Visualisation with Laparoscope

  • Laparoscope Insertion: A laparoscope, a thin, flexible tube with a camera and light source at its tip, is inserted through one of the incisions. The camera provides a high-definition video feed, allowing the surgical team to visualise the internal organs and structures on a monitor in the operating room.
  • Carbon Dioxide Insufflation: Carbon dioxide gas is often used to inflate the abdominal cavity, creating space and allowing better visualisation of the surgical site. This helps the surgeon manoeuvre instruments with precision.

Surgical Procedure

  • Instrument Insertion: Specialised surgical instruments, such as graspers, scissors, dissectors, and cautery devices, are inserted through the remaining incisions. These instruments mimic the movements of the surgeon’s hands, allowing for precise manipulation of tissues and structures.
  • Tissue Manipulation: Using the laparoscopic instruments, the surgeon manipulates and operates on the target tissues or organs. The laparoscope provides a magnified view, enabling the surgeon to perform intricate manoeuvres with enhanced precision.
  • Haemostasis: If necessary, the surgeon employs techniques to control bleeding during the procedure, such as cauterization or ligation of blood vessels.

What are the advantages of Laparoscopic Surgery?

From reduced recovery times to smaller scars, laparoscopic surgery offers numerous benefits for both patients and healthcare providers.

Minimal invasiveness: Unlike traditional open surgery, which needs big incisions, laparoscopic surgery uses small keyhole incisions. These smaller holes provide less stress to the surrounding tissues, resulting in reduced postoperative discomfort and shorter healing times. Patients frequently have less scarring and a lower risk of infection as a result of smaller incision sizes.

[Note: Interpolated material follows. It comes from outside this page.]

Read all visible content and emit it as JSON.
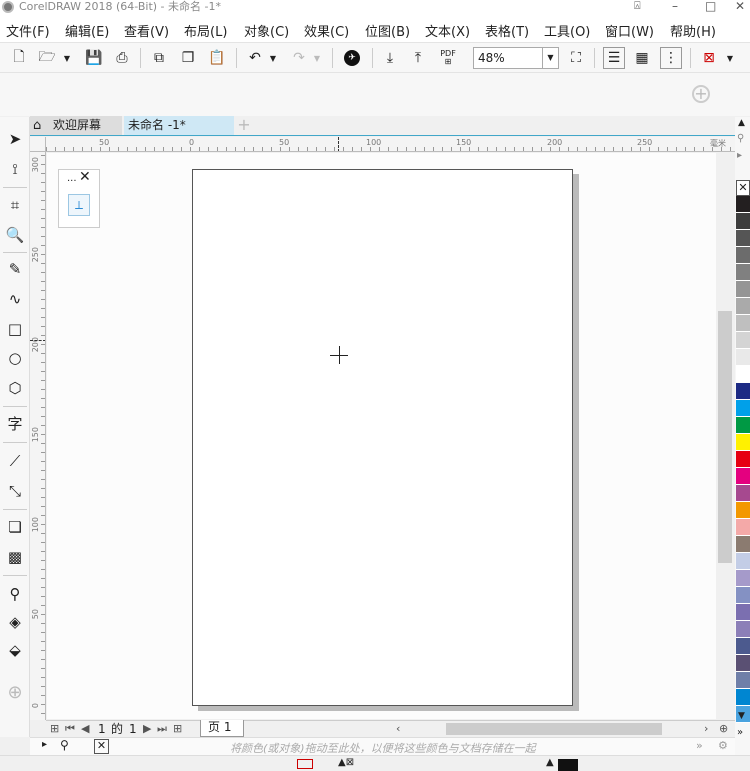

Faster recovery: One of the most important benefits of laparoscopic surgery is the reduced recovery time. Because the process is less intrusive, patients usually suffer less pain and discomfort, allowing them to return to normal activities sooner. This speedier recovery also results in shorter hospital stays, which lowers healthcare expenses and frees up hospital resources for future patients.

Reduced Blood Loss: Laparoscopic surgery utilises specialised techniques and instruments to minimise blood loss during procedures. Compared to traditional open surgery, which may require significant blood transfusions, laparoscopic procedures result in less bleeding, reducing the need for transfusions and associated complications.

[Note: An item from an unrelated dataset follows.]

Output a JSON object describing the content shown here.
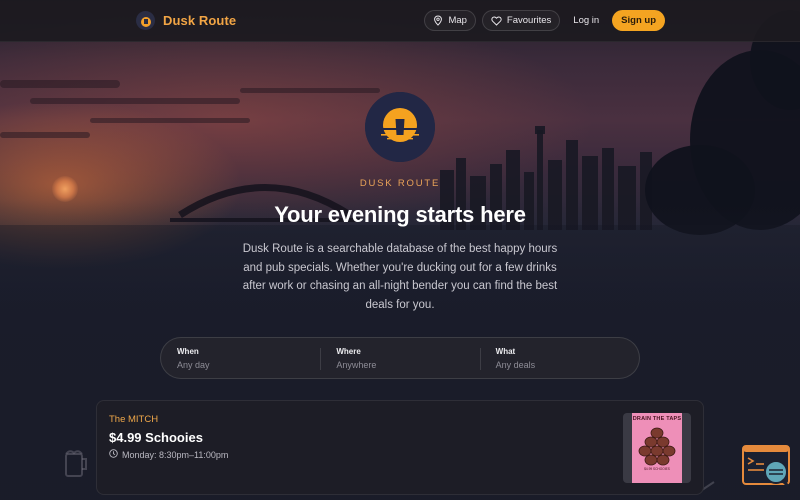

Improved Visualisation: Laparoscopic surgery provides surgeons with enhanced visualisation of the surgical site through the use of high-definition cameras inserted through the small incisions. This improved visibility allows for greater precision and accuracy during the procedure, leading to better surgical outcomes and reduced risk of complications.

Lower Risk of Complications: With smaller incisions and reduced trauma to surrounding tissues, laparoscopic surgery offers a lower risk of complications such as wound infections, hernias, and adhesions. Additionally, the minimally invasive nature of laparoscopic procedures reduces the risk of postoperative complications such as pneumonia and deep vein thrombosis.

Quicker Return to Normal Activities: Due to the faster recovery times associated with laparoscopic surgery, patients can often return to their normal activities, including work and exercise, sooner than those undergoing traditional open surgery. This allows patients to regain their quality of life more rapidly and minimises disruptions caused by surgery.

Laparoscopic surgery has several advantages over traditional open surgery, such as fewer incisions, less discomfort and scarring, quicker recovery periods, and shorter hospital stays. Patients might feel more prepared and confident about undertaking a Laparoscopic Surgery in Gwalior at our ‘Prime Speciality Clinic’.